Actually this second approach is what inspired this guide. There are other guides and templates out there. Some have 128 tracks, 24 Auxillaries, and have all the inputs labeled for every piece of outboard gear you've ever heard of and don't own. These templates are confusing, and most people will take one look at these and run screaming. Those that don't give up will spend more time deleting all the objects that aren't relevant to them than it would have taken to learn how to build their ideal setup for themselves.
With this template, we chose to keep it is as simple as possible in order to get you up and running quickly.
Also, in our experience, most MPC users (3000, 4000, 5000 etc.) don't end up routing all four MIDI outputs A, B, C, and D to their computers. These extra outputs are sometimes not used at all, or are routed to other external hardware sound modules.
If you do need to route more than one of your MPC MIDI output ports to Logic, and need our help, just let us know. Which brings us to the next question...
This guide doesn't describe how to customize the template further. Can you go more in-depth on how the environment works?
You're right, and excellent question!
While this guide and the accompanying template set up almost everything for you, it doesn't show you how to connect the channel splitter object to your tracks on your own. This means that if you want to do things a little differently, if you want to try this on your own without our template, or if you're just interested in knowing how it all works, this resource kind of leaves you hanging.
If you're interested in learning more, or have a different scenario in mind, just let us know. We'll continue to create content based on the most popular questions from our readers.
Ask questions and check back here for updates
Use the comments section below to provide feedback or ask questions. Based on viewer/reader comments, if there are additions or followup videos on this topic, we'll add them here creating one complete resource.

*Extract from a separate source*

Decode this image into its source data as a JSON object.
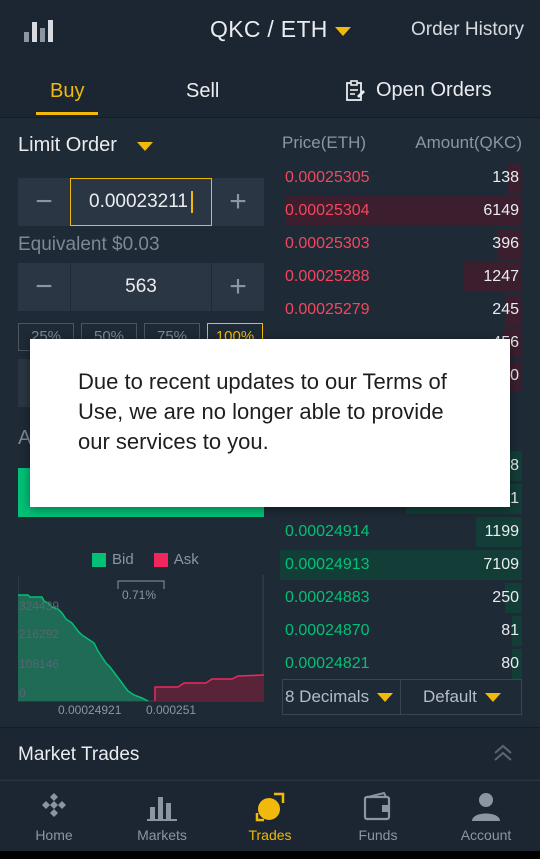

While we may not be able to respond directly to all questions or requests, our mission is to create new content which answer or address your most popular questions.